The UK has unveiled the new Werrington Tunnel with an aim to enhance passenger services on the East Coast Main Line as it passes through Peterborough.

This tunnel will reduce congestion on current tracks and support the movement of freight trains moving below the East Coast Main Line.

As a result, disruption to passenger services by freight trains can be avoided, in turn helping more passenger trains to pass through.

The project has been executed under the $1.59bn (£1.2bn) East Coast upgrade, which is expected to improve rail journeys between London, the north of England and Scotland.

Upon completion, this development will make road for the ‘massive infrastructure’ roll-out across the north and Midlands as revealed in the Integrated rail plan (IRP) last month.
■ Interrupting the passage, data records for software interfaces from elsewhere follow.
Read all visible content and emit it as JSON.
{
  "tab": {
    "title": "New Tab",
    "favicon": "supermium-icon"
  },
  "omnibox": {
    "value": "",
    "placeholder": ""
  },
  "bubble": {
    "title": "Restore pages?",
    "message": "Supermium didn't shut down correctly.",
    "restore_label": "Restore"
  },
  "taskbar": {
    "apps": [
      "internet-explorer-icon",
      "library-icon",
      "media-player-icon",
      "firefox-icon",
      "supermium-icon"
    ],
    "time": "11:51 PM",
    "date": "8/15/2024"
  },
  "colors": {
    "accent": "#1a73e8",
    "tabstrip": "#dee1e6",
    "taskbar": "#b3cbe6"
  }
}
The UK Government unveiled the IRP involving a £96bn ($129.41bn) package to boost rail services in the Midlands and North. It is said to be the ‘biggest ever’ government investment in the UK rail network.

UK Rail Minister Chris Heaton-Harris said: “This country’s railways have long been home to marvels of engineering and the new Werrington Tunnel shows that we are continuing that proud tradition.

“Opening this new section of railway marks the end of a project which saw Network Rail engineers deliver an incredible feat installing an 11,000t concrete tunnel, freeing up tracks and unlocking new opportunities for rail freight.”

The new tunnel has been called a ‘UK first for engineering’.

In January this year, engineers placed the 11,000t curved concrete tunnel under the existing railway.

This ‘curved box’ structure, which is 155m long, 9.5m wide and 5.1m high, with 1m thick walls, was constructed next to the East Coast Main Line in nine unified portions.

In July this year, the new line placed inside the tunnel was joined with the current tracks.

Later in September, work in connection with the deployment of the signalling system was commissioned.

Trials were then conducted on the new tunnel, allowing trains to use the infrastructure.